Recent rains and the transition into fall make September a perfect month to treat fire ants in your lawn and landscape. Fire ant colonies reach their peak in the fall having grown throughout the summer months.
The ants tend to be most active in the spring and fall, when daytime temperatures are between 70 and 85 degrees. During the fall especially, they spend a lot of time foraging for food. Actively foraging ants will pick up bait and carry it into the nest within the first hour or two. Always apply baits early in the morning.
Treat fire ants by first broadcasting a fire ant bait like Amdro. Follow the product label carefully. When properly applied, this should suppress the ants about 90 percent. This can be done either across the home lawn or in a 4-foot circle around each mound. Do not disturb the mounds. Never apply bait using a spreader that’s been used to spread fertilizer. Fertilizer can contaminate the bait by altering the smell.
Allow the bait to work for a week to 10 days. Then kick the ant mounds or poke them with a stick and step back quickly. If there is any ant activity, apply a contact insecticide to target the mounds.
Get a long stick and run it down through the center of the mound. Pull the stick out quickly and pour in the pre-mixed insecticide. Pour the insecticide quickly as the ants will scatter once the mound is disturbed. A pre-mixed gallon or two of insecticide should fill the mound from the bottom up.
Dusts or powders can also be sprinkled on the surface of the mound if you prefer dry treatments. One really excellent one is Orthene (acephate). For those colonies that might survive the bait treatment, a second treatment of the mound with this material is an excellent idea.
One of the most bothersome winter weeds in lawns is annual bluegrass (Poa annua). It seeds prolifically and the best time to control its growth is to apply a pre-emergent herbicide now through October, before seed germination.
The seeds and tiny seedlings must be killed as they try to sprout. Read and follow label directions. Look for herbicides with one of these active ingredients: atrazine, benefin, bensulide, dithiopyr, pendimethalin, prodiamine, metolachlor, oxadiazone, oryzalin, simazine, trifluralin and their combinations.
Flying good time
Butterfly expert Gary Ross will be featured at the Hummingbird and Butterfly Festival from 8 a.m. to 5 p.m. Saturday at Mizell Farms in Covington.

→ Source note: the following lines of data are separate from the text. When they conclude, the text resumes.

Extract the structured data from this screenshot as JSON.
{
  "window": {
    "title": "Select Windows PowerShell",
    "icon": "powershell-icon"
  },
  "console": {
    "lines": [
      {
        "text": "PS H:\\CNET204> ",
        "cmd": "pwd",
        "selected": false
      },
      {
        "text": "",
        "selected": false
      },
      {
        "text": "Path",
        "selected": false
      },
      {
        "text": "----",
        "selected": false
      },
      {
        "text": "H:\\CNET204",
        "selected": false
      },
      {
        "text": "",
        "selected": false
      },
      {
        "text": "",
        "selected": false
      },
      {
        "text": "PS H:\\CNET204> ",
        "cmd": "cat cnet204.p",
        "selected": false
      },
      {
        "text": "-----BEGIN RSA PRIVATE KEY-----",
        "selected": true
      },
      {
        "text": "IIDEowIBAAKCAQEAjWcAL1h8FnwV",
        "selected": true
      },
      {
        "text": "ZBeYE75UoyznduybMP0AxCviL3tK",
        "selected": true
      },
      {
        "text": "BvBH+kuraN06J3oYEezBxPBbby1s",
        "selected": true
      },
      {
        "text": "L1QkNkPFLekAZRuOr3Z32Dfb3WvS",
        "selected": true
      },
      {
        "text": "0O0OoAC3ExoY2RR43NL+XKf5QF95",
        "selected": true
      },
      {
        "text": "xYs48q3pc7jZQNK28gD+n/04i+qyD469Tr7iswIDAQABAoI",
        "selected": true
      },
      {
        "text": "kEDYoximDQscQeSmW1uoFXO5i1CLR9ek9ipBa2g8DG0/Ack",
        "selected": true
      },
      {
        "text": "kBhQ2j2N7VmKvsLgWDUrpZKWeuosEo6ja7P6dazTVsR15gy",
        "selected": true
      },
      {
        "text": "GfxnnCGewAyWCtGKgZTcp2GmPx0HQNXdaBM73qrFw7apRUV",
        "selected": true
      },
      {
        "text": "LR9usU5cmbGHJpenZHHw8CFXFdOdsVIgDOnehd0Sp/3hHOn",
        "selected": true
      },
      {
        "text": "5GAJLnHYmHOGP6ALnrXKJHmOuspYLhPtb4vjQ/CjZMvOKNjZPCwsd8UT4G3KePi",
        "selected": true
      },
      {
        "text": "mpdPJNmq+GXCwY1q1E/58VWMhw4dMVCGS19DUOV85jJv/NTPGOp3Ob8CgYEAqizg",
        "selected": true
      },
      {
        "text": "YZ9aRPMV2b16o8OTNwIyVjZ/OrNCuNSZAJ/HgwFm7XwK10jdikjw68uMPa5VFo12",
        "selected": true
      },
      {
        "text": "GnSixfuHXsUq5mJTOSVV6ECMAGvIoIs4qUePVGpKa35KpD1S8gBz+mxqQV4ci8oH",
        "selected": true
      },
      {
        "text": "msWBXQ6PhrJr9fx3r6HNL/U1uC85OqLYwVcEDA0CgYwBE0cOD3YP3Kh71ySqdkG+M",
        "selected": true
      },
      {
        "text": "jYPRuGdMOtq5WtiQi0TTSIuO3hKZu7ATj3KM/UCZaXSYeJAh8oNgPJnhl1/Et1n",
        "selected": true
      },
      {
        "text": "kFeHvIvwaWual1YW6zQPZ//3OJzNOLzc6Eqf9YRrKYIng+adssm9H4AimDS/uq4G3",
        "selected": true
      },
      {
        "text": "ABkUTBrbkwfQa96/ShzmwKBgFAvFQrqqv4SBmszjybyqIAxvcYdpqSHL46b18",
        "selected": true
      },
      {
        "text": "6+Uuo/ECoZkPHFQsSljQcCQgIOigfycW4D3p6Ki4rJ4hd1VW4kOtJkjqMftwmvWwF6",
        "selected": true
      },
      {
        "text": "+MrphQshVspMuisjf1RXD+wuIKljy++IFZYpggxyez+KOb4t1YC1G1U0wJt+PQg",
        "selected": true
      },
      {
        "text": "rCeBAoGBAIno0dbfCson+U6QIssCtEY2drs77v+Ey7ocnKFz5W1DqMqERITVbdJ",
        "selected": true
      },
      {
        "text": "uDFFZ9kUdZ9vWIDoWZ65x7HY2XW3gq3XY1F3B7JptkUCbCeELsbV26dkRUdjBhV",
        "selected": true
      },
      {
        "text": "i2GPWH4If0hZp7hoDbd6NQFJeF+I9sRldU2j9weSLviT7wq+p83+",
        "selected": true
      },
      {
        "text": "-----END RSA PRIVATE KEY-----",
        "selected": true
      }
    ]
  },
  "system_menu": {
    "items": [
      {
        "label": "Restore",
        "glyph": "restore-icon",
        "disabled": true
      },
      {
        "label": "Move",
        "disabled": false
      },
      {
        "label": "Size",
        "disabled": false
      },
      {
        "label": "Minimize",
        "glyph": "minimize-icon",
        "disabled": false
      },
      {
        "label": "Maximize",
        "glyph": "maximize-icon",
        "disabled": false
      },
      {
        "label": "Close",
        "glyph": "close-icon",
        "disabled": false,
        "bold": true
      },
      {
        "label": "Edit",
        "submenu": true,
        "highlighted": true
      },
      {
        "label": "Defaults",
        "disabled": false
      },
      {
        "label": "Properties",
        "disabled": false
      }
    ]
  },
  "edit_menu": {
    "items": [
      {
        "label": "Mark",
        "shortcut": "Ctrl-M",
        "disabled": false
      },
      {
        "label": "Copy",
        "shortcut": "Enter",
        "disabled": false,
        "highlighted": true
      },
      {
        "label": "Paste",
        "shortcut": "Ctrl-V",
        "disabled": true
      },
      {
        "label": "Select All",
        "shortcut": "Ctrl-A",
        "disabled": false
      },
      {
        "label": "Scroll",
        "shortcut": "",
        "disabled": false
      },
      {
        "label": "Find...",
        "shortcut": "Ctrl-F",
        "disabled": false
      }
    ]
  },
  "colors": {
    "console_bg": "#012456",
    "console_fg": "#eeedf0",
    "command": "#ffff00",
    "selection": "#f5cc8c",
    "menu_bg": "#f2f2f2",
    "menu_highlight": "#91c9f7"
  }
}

Stroll through the gardens, butterfly flight house and nature trails. Watch hummingbirds being weighed and banded by Steven Locke.
This is one of the largest butterfly and hummingbird garden in Louisiana. The plants that attract butterflies and hummingbirds grow on site and will be available for purchase. There will be vendors, seminars, a children’s table, and a butterfly release. For directions and details, visit http://www.mizellfarms.com.
Hurricanes can create excessively wet soil that when combined with high temperatures can create stressful, and potentially destructive, conditions for bedding plants, perennials, vegetables, shrubs and even trees.
When the soil is saturated with water, pore spaces in the soil that normally hold air are filled with water. Since the roots of plants get the oxygen they need from the air in those spaces, the roots can literally drown when soils stay waterlogged for an extended period. A sick root system leads to a sick plant. Plants in this situation often lose vigor, look wilted, yellow, stunted or may even die.
These wet conditions also encourage fungus organisms in the soil to attack the roots or crown of a plant and cause rot. The crown is the area where the stem of a plant enters the soil. These disease organisms can cause dieback or severe damage or even kill plants. Once infection occurs, little can be done to help a plant.
One of the greatest landscape losses during hurricanes is mature shade trees. It takes decades for shade trees to achieve their mature size, so they cannot be quickly replaced. Large trees create shady conditions in landscapes and largely determine what kind of plants can be grown. Areas shaded by trees are planted with plants that prefer and thrive in shade.
When large trees are blown over and removed, areas that were previously shaded will receive substantially more sun. Suddenly exposing plants that were shaded to full sun will burn or scorch their foliage. Some plants will adapt and the new growth they produce in the sunnier conditions will do well. Most shade-loving plants, however, will not do well in the sunnier conditions. These plants should be transplanted to areas of the landscape that are still shady, and sun-loving plants should be planted in their place.
When choosing a replacement tree, do not simply focus on rate of growth. People always want a tree that will grow as fast as possible to replace the lost tree. It is also very important to look at the appropriate mature size and whether the tree needs to be evergreen or deciduous. Ornamental features should also be considered such as flowers, attractive berries, brightly colored fall foliage or unusual bark. Be sure to choose trees that are well adapted to your local growing conditions and soil type. Even fast-growing tree species will take at least five years to begin to create much shade.
Got a gardening question? Write to Bob Souvestre, horticulturist with the LSU AgCenter, at Burden Center, 4560 Essen Lane, Baton Rouge, LA 70809, or email to firstname.lastname@example.org, or call Master Gardeners at (225) 763-3990.